Thursday, 5 January 2012

Surprising 'Wise men' myths?

How many 'wise men' (or kings or astrologers or whatever you like to call them) were at the manger at the time of Jesus' birth?

I'm sure you thought the answer was so obvious that it would be beneath contempt to say "Three".  Actually, I'm pleased to be able to tell you that the answer is quite surprising.

In fact the Bible never mentions the presence of three (or any other number of) wise men at the manger when Jesus was born, even though you might think it does.  Their names are just as absent as the manger and their quantity, even if you happen to think you know that one of them was called Melchior and the others were . . . well . . . can't quite think of them just at the moment.

You might attribute the idea of 'three wise men' to the mention of the three gifts of gold, frankincense, and myrrh, but as evidence goes that is a little thin.  However many there were, according to Matthew the 'astrologers' went to see Jesus in a house not a stable:

“And when they came into the house, they saw the young child with Mary his mother, and fell down, and worshipped him”(Matt. 2:11)

Incidentally, Luke's gospel is the only other one to mention the birth of Jesus, and he neglects to mention either the star or the wise men who followed it.  Mark and John have nothing to say on the matter of the birth at all.

So how old was Jesus when they found him?  There is no mention of the 'twelfth night' of Christian tradition.  In fact he could have been up to two years old because when the wise men failed to return to Herod to tell him about Jesus, Herod set out to kill all the children under the age of two.  Presumably anyone could tell the difference between a new-born baby and a 2 year old?
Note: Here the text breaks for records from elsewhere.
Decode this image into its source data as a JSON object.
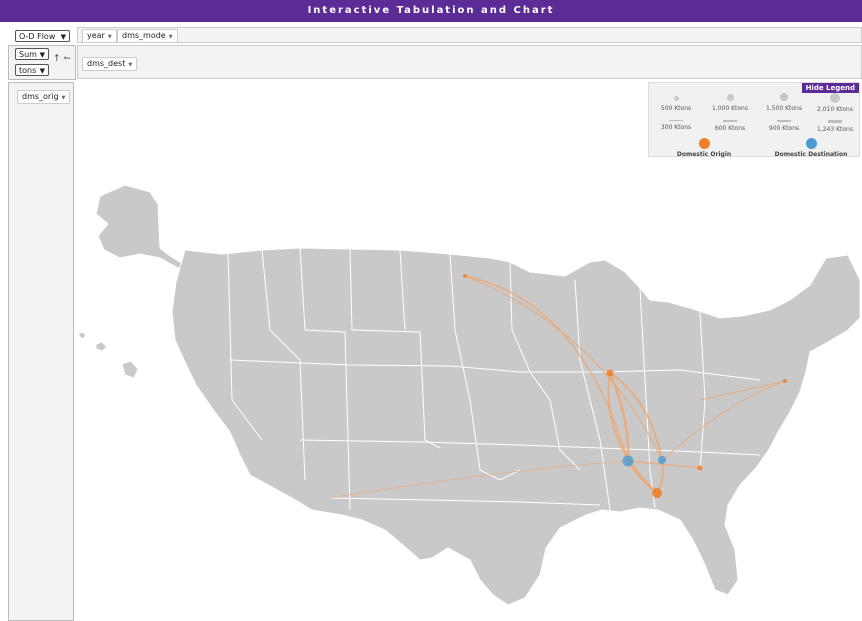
{
  "title": "Interactive Tabulation and Chart",
  "controls": {
    "view_select": "O-D Flow",
    "aggregate_select": "Sum",
    "measure_select": "tons",
    "column_fields": [
      "year",
      "dms_mode"
    ],
    "dest_field": "dms_dest",
    "row_field": "dms_orig"
  },
  "legend": {
    "hide_label": "Hide Legend",
    "circle_sizes": [
      "500 Ktons",
      "1,000 Ktons",
      "1,500 Ktons",
      "2,010 Ktons"
    ],
    "line_widths": [
      "300 Ktons",
      "600 Ktons",
      "900 Ktons",
      "1,243 Ktons"
    ],
    "origin_label": "Domestic Origin",
    "destination_label": "Domestic Destination",
    "origin_color": "#f07f2a",
    "destination_color": "#4a9ad0"
  },
  "icons": {
    "sort": "up-arrow-icon",
    "swap": "left-arrow-icon"
  }
}
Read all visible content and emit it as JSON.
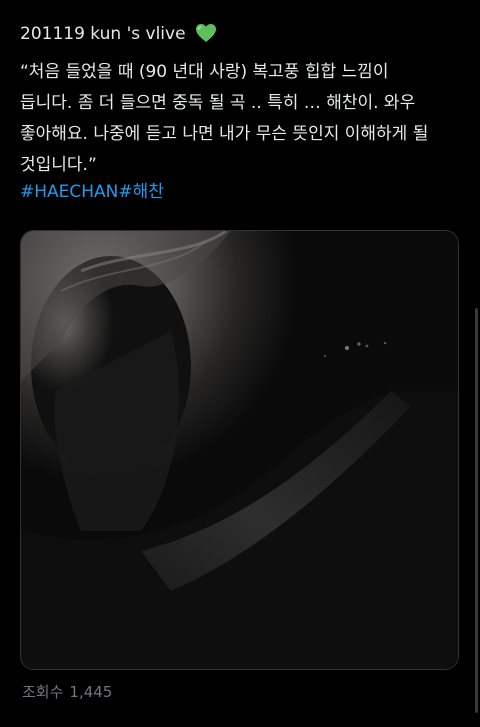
{
  "tweet": {
    "heading": "201119 kun 's vlive",
    "heading_emoji": "green-heart-icon",
    "quote_lines": [
      "“처음 들었을 때 (90 년대 사랑) 복고풍 힙합 느낌이",
      "듭니다. 좀 더 들으면 중독 될 곡 .. 특히 … 해찬이. 와우",
      "좋아해요. 나중에 듣고 나면 내가 무슨 뜻인지 이해하게 될",
      "것입니다.”"
    ],
    "hashtags": [
      "#HAECHAN",
      "#해찬"
    ],
    "views_label": "조회수",
    "views_count": "1,445"
  },
  "colors": {
    "background": "#000000",
    "text": "#e7e9ea",
    "link": "#1d9bf0",
    "muted": "#71767b",
    "heart": "#5dc05c"
  }
}
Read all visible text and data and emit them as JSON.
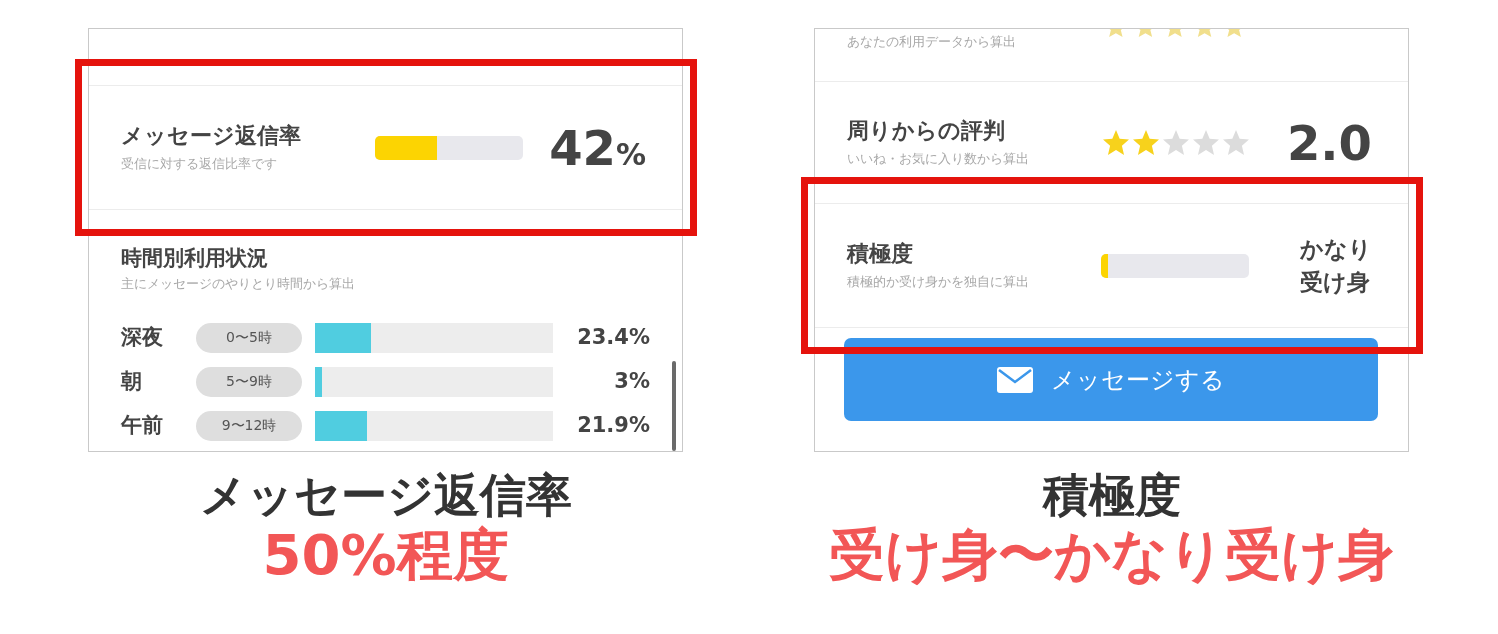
{
  "panels": [
    {
      "scrollbar": true,
      "rows": [
        {
          "kind": "meter",
          "title": "メッセージ返信率",
          "subtitle": "受信に対する返信比率です",
          "level": 0.42,
          "value": {
            "kind": "number",
            "text": "42",
            "unit": "%"
          },
          "highlighted": true
        }
      ],
      "section": {
        "title": "時間別利用状況",
        "subtitle": "主にメッセージのやりとり時間から算出",
        "items": [
          {
            "label": "深夜",
            "range": "0〜5時",
            "level": 0.234,
            "value": "23.4%"
          },
          {
            "label": "朝",
            "range": "5〜9時",
            "level": 0.03,
            "value": "3%"
          },
          {
            "label": "午前",
            "range": "9〜12時",
            "level": 0.219,
            "value": "21.9%"
          }
        ]
      },
      "caption": {
        "title": "メッセージ返信率",
        "note": "50%程度"
      }
    },
    {
      "rows": [
        {
          "kind": "cutoff",
          "subtitle": "あなたの利用データから算出"
        },
        {
          "kind": "stars",
          "title": "周りからの評判",
          "subtitle": "いいね・お気に入り数から算出",
          "stars": 2,
          "value": {
            "kind": "number",
            "text": "2.0"
          }
        },
        {
          "kind": "meter",
          "title": "積極度",
          "subtitle": "積極的か受け身かを独自に算出",
          "level": 0.05,
          "value": {
            "kind": "words",
            "lines": [
              "かなり",
              "受け身"
            ]
          },
          "highlighted": true
        }
      ],
      "button": {
        "label": "メッセージする"
      },
      "caption": {
        "title": "積極度",
        "note": "受け身〜かなり受け身"
      }
    }
  ]
}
So this is yet another case of the bible not actually saying the things that all Christians believe it to say. 

What a surprise!
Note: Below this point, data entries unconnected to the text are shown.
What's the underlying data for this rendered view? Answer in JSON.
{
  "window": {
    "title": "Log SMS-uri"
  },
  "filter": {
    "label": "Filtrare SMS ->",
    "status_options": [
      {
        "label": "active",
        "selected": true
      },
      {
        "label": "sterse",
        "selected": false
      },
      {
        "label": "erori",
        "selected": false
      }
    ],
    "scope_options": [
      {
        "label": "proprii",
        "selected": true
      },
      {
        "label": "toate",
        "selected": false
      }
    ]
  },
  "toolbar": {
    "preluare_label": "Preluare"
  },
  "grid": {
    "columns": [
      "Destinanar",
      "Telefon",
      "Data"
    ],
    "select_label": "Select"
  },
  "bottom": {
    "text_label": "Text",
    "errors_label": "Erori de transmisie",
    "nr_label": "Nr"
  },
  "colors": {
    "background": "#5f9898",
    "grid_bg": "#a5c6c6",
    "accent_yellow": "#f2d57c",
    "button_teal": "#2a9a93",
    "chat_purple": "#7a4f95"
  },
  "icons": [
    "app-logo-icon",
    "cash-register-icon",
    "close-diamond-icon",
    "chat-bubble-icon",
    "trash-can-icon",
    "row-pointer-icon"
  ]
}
Not only that, but Matthew keeps telling us which prophecy was fulfilled by each part the story, ensuring that we, the ignorant readers, are perfectly clear about the purpose of the wandering stars and miraculous escapes from unrecorded historical massacres.

Without these hints we might not have found it so totally believable!
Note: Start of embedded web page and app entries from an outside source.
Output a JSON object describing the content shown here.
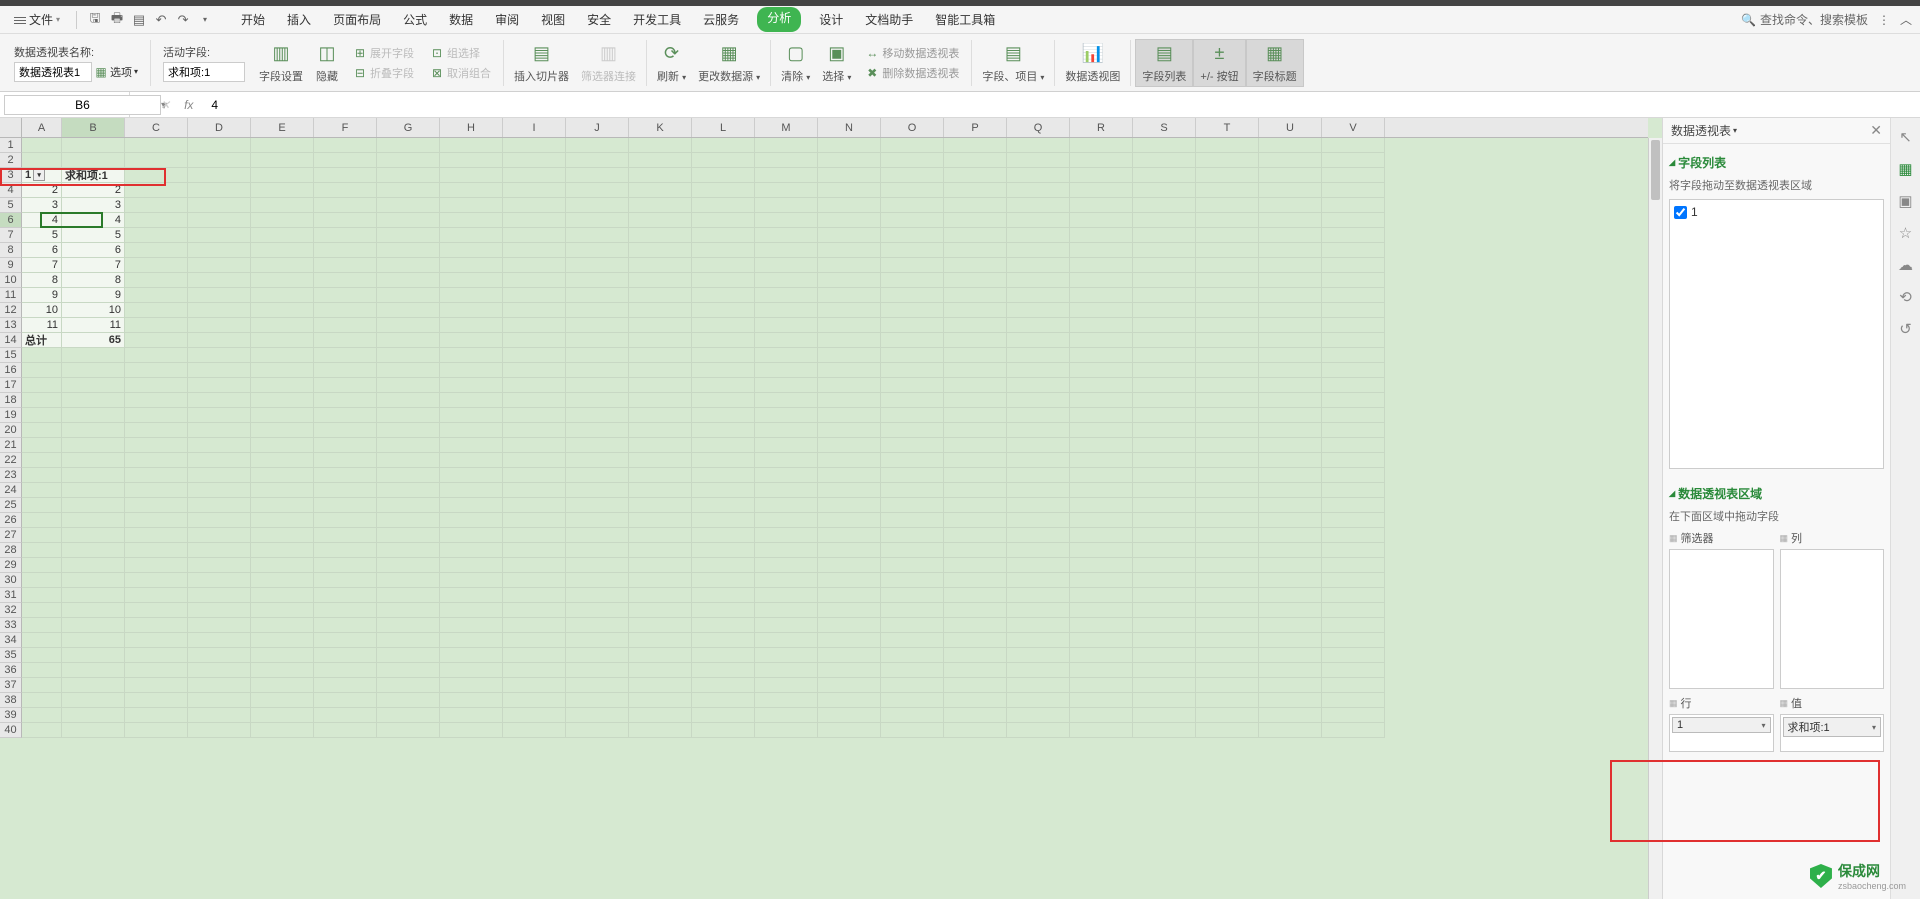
{
  "menu": {
    "file": "文件",
    "tabs": [
      "开始",
      "插入",
      "页面布局",
      "公式",
      "数据",
      "审阅",
      "视图",
      "安全",
      "开发工具",
      "云服务",
      "分析",
      "设计",
      "文档助手",
      "智能工具箱"
    ],
    "active_tab_index": 10,
    "search_placeholder": "查找命令、搜索模板"
  },
  "ribbon": {
    "pivot_name_label": "数据透视表名称:",
    "pivot_name_value": "数据透视表1",
    "options": "选项",
    "active_field_label": "活动字段:",
    "active_field_value": "求和项:1",
    "field_settings": "字段设置",
    "hide": "隐藏",
    "expand_field": "展开字段",
    "collapse_field": "折叠字段",
    "group_select": "组选择",
    "ungroup": "取消组合",
    "insert_slicer": "插入切片器",
    "filter_conn": "筛选器连接",
    "refresh": "刷新",
    "change_source": "更改数据源",
    "clear": "清除",
    "select": "选择",
    "move_pivot": "移动数据透视表",
    "delete_pivot": "删除数据透视表",
    "fields_items": "字段、项目",
    "pivot_chart": "数据透视图",
    "field_list": "字段列表",
    "plusminus": "+/- 按钮",
    "field_headers": "字段标题"
  },
  "formula_bar": {
    "name_box": "B6",
    "formula": "4"
  },
  "grid": {
    "columns": [
      "A",
      "B",
      "C",
      "D",
      "E",
      "F",
      "G",
      "H",
      "I",
      "J",
      "K",
      "L",
      "M",
      "N",
      "O",
      "P",
      "Q",
      "R",
      "S",
      "T",
      "U",
      "V"
    ],
    "active_col": "B",
    "active_row": 6,
    "rows_shown": 40,
    "pivot_header_a": "1",
    "pivot_header_b": "求和项:1",
    "total_label": "总计",
    "data": [
      {
        "a": "2",
        "b": "2"
      },
      {
        "a": "3",
        "b": "3"
      },
      {
        "a": "4",
        "b": "4"
      },
      {
        "a": "5",
        "b": "5"
      },
      {
        "a": "6",
        "b": "6"
      },
      {
        "a": "7",
        "b": "7"
      },
      {
        "a": "8",
        "b": "8"
      },
      {
        "a": "9",
        "b": "9"
      },
      {
        "a": "10",
        "b": "10"
      },
      {
        "a": "11",
        "b": "11"
      }
    ],
    "total_value": "65"
  },
  "panel": {
    "title": "数据透视表",
    "field_list_title": "字段列表",
    "field_list_hint": "将字段拖动至数据透视表区域",
    "fields": [
      {
        "name": "1",
        "checked": true
      }
    ],
    "areas_title": "数据透视表区域",
    "areas_hint": "在下面区域中拖动字段",
    "filter_label": "筛选器",
    "col_label": "列",
    "row_label": "行",
    "val_label": "值",
    "row_chips": [
      "1"
    ],
    "val_chips": [
      "求和项:1"
    ]
  },
  "watermark": {
    "brand": "保成网",
    "sub": "zsbaocheng.com"
  }
}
Mr Sentient Meat said...

Growing up Mormon (now atheist agnostic), I was taught that the Wise Men might have been 2 or 3 years after the birth, not mere days. But Mormons have an unusual ability to distance themselves from some traditional (or literalist) readings of the Bible, because they have a special escape clause—they believe in the Bible (King James Version) "as far as it is translated correctly".

Here are some traditional names to fill out the Magi names, cribbed from

"Traditions identify a variety of different names for the Magi. In the Western Christian church they have been commonly known as:

Melchior (also Melichior[7]), a Babylonian scholar

Caspar (also Gaspar, Jaspar, Jaspas, Gathaspa,[7] and other variations), a Persian scholar

Balthazar (also Balthasar, Balthassar, and Bithisarea[7]), an Arab scholar

These names apparently derive from a Greek manuscript probably composed in Alexandria around 500 A.D., and which has been translated into Latin with the title Excerpta Latina Barbari."

I guess my point is that some Christians (or professed Christians) do possess the intellectual distance to believe that these names and narrative details have more to do with stories than with facts. Mormons don't claim there were 3, either.

Enjoyed the post, my first exposure to your blog. Found you through Twitter where I tweet as @DCElzinga and follow #atheist and related tags. Cheers!

Kenny Wyland said...

Something that is interesting to me.. the Magi were "from the East" and Eastern Medicine, specifically Herbology, classifies Frankincense and Myrrh as blood tonics which are specifically prescribed post-partom to help the mother recover from the loss of blood during birth. To me, the story sounds like Chinese Acupuncturists stumbled on a recent birth and gave her medicine. :)